Mentions: The archaeological record of modern human origins is complex. All early modern human fossils have been found in association with Middle Stone Age (MSA) lithic traditions, but the MSA pre-dates the earliest known fossils of H. sapiens [53]. Furthermore, the modern human fossils of Herto were found in the context of an archaeological industry that has both MSA and Acheulean elements [54], while at the similarly dated site of Pinnacle Point in South Africa, behavioural innovations interpreted as reflecting the more complex cognition of modern humans are observed [51]. The complexities of the archaeological and (scant) fossil record of the period 300–130 ka in Africa suggest a prolonged phase in which repeated expansions and contractions would have led to the recurrent assimilation within a single lineage of biological and behavioural novelties acquired locally during periods of allopatry (figure 2).Figure 2.

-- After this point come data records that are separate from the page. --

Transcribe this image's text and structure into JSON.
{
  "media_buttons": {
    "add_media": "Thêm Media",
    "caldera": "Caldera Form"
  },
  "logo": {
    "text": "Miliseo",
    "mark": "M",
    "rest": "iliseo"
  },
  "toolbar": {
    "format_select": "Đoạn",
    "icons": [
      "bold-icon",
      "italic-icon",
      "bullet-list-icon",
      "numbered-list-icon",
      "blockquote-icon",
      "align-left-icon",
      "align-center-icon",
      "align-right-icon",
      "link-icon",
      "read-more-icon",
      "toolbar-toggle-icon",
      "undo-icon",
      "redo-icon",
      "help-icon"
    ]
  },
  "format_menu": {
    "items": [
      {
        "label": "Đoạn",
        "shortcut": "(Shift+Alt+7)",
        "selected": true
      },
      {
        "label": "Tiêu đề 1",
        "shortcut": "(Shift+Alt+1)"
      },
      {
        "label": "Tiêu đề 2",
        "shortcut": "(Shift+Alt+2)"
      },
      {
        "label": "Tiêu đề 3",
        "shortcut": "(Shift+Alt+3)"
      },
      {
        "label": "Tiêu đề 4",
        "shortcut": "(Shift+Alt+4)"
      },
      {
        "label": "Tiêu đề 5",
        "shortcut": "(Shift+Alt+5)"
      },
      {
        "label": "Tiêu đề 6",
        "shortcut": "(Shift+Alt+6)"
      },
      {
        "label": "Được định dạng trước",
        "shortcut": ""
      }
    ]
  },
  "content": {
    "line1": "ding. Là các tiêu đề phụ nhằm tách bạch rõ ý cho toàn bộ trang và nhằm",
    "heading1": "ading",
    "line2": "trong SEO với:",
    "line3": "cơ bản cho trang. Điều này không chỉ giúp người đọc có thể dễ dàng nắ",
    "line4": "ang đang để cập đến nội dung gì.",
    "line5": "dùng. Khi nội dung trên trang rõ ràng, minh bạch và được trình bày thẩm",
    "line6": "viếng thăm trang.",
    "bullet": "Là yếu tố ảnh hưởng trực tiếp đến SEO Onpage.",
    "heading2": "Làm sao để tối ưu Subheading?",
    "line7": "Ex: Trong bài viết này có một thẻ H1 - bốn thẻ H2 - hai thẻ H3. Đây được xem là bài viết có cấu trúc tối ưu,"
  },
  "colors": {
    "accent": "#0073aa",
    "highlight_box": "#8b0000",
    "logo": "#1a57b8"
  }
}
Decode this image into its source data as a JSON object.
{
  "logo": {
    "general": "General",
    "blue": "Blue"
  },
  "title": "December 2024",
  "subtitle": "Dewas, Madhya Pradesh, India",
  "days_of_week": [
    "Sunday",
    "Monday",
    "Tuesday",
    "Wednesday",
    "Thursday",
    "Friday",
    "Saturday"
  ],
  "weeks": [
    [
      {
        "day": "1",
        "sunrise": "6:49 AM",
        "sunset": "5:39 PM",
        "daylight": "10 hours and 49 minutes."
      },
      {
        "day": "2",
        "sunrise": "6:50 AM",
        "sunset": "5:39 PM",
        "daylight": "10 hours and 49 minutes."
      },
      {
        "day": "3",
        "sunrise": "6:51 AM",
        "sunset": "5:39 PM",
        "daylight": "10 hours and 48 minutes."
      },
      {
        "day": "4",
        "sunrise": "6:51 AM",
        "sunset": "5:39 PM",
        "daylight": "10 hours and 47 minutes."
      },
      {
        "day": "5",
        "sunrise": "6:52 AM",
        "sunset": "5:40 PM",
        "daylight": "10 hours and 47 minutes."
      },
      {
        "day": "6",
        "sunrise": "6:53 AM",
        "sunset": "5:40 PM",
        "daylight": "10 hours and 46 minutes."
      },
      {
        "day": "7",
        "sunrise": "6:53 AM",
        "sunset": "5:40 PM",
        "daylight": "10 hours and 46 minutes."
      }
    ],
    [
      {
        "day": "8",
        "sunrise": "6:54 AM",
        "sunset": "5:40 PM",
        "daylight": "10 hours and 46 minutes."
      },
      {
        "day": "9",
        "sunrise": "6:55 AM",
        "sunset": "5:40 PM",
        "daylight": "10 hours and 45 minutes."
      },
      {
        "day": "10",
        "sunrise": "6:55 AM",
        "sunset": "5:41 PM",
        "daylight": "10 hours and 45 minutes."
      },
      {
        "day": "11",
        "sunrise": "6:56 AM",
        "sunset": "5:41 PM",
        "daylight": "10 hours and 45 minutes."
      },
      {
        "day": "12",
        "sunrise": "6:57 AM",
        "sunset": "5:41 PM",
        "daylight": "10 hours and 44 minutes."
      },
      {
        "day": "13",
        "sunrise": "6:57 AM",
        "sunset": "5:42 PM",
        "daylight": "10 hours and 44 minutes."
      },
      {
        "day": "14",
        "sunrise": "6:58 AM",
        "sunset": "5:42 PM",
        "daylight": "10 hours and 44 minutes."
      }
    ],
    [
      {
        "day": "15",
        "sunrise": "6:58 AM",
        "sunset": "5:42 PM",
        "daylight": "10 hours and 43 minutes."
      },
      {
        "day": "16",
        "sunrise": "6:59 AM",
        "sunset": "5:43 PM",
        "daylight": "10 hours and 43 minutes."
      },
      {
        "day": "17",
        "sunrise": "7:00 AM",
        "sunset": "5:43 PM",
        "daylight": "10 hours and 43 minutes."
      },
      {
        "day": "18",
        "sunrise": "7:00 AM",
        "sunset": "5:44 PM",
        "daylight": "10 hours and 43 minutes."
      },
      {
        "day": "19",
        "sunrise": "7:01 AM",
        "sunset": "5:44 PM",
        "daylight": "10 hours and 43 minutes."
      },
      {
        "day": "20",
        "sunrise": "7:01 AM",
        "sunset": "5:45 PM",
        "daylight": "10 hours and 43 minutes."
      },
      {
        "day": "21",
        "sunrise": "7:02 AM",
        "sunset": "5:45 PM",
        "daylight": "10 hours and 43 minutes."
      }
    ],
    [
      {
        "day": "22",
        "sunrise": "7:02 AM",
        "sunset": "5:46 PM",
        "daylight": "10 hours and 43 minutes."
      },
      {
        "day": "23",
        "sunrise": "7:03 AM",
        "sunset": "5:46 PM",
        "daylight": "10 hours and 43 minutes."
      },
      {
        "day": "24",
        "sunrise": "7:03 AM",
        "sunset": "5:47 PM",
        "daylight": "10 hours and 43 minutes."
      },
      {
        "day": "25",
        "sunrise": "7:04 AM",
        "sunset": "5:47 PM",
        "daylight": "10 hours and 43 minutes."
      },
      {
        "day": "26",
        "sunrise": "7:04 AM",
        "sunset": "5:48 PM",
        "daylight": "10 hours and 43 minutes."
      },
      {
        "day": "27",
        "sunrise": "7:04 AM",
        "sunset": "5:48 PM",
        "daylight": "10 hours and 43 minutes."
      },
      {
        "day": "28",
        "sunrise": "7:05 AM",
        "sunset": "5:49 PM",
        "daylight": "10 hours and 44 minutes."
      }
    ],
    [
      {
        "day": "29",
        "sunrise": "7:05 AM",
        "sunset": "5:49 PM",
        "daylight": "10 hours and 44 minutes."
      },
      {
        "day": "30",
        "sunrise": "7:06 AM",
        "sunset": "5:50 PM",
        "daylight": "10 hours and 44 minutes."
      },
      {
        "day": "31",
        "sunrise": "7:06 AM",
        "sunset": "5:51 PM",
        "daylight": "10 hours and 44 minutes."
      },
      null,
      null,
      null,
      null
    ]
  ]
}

View Article: PubMed Central - PubMed

ABSTRACT

The evolution of modern humans was a complex process, involving major changes in levels of diversity through time. The fossils and stone tools that record the spatial distribution of our species in the past form the backbone of our evolutionary history, and one that allows us to explore the different processes—cultural and biological—that acted to shape the evolution of different populations in the face of major climate change. Those processes created a complex palimpsest of similarities and differences, with outcomes that were at times accelerated by sharp demographic and geographical fluctuations. The result is that the population ancestral to all modern humans did not look or behave like people alive today. This has generated questions regarding the evolution of human universal characters, as well as the nature and timing of major evolutionary events in the history of Homo sapiens. The paucity of African fossils remains a serious stumbling block for exploring some of these issues. However, fossil and archaeological discoveries increasingly clarify important aspects of our past, while breakthroughs from genomics and palaeogenomics have revealed aspects of the demography of Late Quaternary Eurasian hominin groups and their interactions, as well as those between foragers and farmers. This paper explores the nature and timing of key moments in the evolution of human diversity, moments in which population collapse followed by differential expansion of groups set the conditions for transitional periods. Five transitions are identified (i) at the origins of the species, 240–200 ka; (ii) at the time of the first major expansions, 130–100 ka; (iii) during a period of dispersals, 70–50 ka; (iv) across a phase of local/regional structuring of diversity, 45–25 ka; and (v) during a phase of significant extinction of hunter–gatherer diversity and expansion of particular groups, such as farmers and later societies (the Holocene Filter), 15–0 ka.

This article is part of the themed issue ‘Major transitions in human evolution’.

No MeSH data available.